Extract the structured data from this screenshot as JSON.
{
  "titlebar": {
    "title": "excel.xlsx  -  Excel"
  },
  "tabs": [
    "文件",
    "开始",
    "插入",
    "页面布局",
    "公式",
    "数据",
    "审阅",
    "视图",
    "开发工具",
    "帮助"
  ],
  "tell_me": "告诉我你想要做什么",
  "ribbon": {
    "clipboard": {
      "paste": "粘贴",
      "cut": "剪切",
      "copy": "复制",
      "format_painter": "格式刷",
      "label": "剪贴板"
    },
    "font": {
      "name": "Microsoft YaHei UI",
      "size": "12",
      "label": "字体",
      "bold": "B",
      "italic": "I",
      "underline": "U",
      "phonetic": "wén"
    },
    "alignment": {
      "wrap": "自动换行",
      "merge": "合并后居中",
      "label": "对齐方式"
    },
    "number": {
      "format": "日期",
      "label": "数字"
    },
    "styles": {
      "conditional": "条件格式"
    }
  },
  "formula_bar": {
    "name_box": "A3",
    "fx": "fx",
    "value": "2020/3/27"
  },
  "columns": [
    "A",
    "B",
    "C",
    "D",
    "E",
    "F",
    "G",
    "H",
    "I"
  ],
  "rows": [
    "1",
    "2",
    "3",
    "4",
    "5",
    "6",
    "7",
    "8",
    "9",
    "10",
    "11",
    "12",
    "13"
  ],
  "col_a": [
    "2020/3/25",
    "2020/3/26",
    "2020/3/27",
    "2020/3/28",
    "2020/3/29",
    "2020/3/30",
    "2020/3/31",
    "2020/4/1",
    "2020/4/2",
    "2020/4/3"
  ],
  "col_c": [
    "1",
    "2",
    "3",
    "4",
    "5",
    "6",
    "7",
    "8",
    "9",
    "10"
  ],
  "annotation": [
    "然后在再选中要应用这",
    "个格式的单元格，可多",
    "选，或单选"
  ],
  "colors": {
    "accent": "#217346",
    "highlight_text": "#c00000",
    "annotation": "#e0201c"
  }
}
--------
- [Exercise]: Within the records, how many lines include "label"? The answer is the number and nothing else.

- [Your solution]: 4